Taking Culture Beyond Yogurt
Or cheese. Not that I dislike either, it’s just they don’t work well as analogs of human culture, as it were.
See, a lot of writing uses the whole stranger to the culture thing because it automatically ramps the tension up – it’s an easy way to add a level of risk and suspense that the author doesn’t have to do much about, and they’ve got a nice, simple way to avoid the dreaded infodumpus by having their out of place character asking questions (you didn’t really think Rowling made Harry Potter that dumb because she wanted him to be stupid, did you? She set him up so he’d be completely clueless and with a built in aversion to reading up on things, then handed him the biggest scold/substitute big sister/nag ever to be his assistant (and I like Hermione as a character but have to admit she’s a bit too much like me for my comfort – although I was a bit less inclined to trust authority) so she could tell him whatever he needed to know whenever he needed to know it).
Even though dumping some poor sod into your culture is a common trope, it’s still sadly too easy to get it catastrophically wrong. Sometimes the poor sod is the only person in the whole book that thinks differently about things – which is not going to work out well. Even the most peaceful, well-run society is going to have differences of opinion and differing beliefs. Even Switzerland has political differences and would drive an outsider insane if they weren’t trying to acculturate.
Other times you get the really obvious differences, the SF and Fantasy equivalents of the cowboys with black hats. Or the racism writ large society where each species has a particular place and everyone in a species has the same outlook as the rest of their kind (which is why I’m kind of fond of the idea of twisting things around a bit – opera-loving orcs, anyone?).
Yeah, people who are raised a certain way are mostly going to believe what they’ve been raised to believe. That doesn’t mean they can’t change their mind or that their beliefs aren’t going to shift a bit to accommodate life around them.
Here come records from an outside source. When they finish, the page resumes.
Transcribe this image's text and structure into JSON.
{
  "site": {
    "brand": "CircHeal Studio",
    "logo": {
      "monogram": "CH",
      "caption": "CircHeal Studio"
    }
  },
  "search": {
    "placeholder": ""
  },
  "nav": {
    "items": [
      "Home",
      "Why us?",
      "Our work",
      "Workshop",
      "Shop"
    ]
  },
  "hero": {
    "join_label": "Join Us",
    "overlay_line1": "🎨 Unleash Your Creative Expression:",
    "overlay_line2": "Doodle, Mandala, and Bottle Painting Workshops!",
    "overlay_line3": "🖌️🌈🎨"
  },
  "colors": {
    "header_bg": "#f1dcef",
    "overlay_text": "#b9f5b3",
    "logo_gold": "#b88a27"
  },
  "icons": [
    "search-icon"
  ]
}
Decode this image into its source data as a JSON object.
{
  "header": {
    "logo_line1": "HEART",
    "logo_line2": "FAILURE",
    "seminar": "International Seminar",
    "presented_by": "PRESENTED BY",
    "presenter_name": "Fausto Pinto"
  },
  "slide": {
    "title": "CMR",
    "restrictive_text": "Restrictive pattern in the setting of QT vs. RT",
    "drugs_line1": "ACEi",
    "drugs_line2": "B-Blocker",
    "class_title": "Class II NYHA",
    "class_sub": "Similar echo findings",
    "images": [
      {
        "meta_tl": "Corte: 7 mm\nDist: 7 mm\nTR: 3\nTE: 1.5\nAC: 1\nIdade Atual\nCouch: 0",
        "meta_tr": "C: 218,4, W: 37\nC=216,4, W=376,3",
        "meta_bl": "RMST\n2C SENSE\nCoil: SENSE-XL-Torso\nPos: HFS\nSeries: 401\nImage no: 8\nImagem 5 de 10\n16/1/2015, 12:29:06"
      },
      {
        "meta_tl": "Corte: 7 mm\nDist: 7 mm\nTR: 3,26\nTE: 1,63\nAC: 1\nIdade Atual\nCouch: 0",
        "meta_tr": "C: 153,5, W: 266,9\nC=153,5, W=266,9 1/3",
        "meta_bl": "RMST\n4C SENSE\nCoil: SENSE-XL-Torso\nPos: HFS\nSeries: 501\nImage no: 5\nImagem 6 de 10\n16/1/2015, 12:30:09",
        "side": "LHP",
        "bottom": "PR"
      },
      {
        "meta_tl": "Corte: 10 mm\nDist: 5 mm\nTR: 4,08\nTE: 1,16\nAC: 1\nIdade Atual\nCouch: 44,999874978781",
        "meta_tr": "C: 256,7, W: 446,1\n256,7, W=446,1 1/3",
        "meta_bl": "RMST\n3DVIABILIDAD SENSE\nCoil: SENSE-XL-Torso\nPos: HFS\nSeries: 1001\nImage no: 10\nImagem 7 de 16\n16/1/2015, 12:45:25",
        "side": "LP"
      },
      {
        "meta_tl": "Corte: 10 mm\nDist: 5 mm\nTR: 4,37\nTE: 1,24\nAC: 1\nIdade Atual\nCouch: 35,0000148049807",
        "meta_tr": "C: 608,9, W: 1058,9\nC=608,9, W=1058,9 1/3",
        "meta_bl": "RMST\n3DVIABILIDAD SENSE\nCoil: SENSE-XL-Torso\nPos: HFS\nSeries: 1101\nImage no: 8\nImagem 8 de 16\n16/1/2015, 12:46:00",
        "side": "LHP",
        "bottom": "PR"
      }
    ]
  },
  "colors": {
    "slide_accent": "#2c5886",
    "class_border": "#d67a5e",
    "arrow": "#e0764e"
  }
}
They’re going to have different habits to their neighbors – maybe small things that don’t mean anything much, but different nonetheless.
It’s the little differences that make it hard to truly fit into a new society. When the differences are big and obvious, you know you have to change to deal with them. It’s the little things that trip you – and by extension, your stranger in a strange land character – all the time. Things like, despite the Australia I grew up in and the USA I moved to having a heck of a lot of similarities, never knowing for sure which side of a hallway to walk in.
That one is – I think – happening because the US and Oz drive on different sides of the road. So people tend to walk on the same side of the hallways that they drive on. Enter a sleep-deprived Kate who switches erratically depending on which set of instincts and memories are running at the time, and watch the chaos. It happens in grocery stores, too. We won’t even go into the frantic head-turning that happens at intersections. I only hope this most simple of differences will eventually sort itself out in my muscle learning so I stop running into people in the corridors at work.
Yes, this is something that can be used in fiction. Along with little things like the closest equivalent to comfort foods not tasting quite right because the ingredients are different. Or not being able to get something that your character regards as a staple, only it’s exotic here.
It’s all cultural – all the rituals and feelings that grow up around certain foods, the side of the road you drive or walk on, whether you give the date with the month first or the day first… And all of those things help add richness to your culture as your character interacts with them and trips over them.
All of which is much more satisfying to read than a culture where everything’s been homogenized into cheese.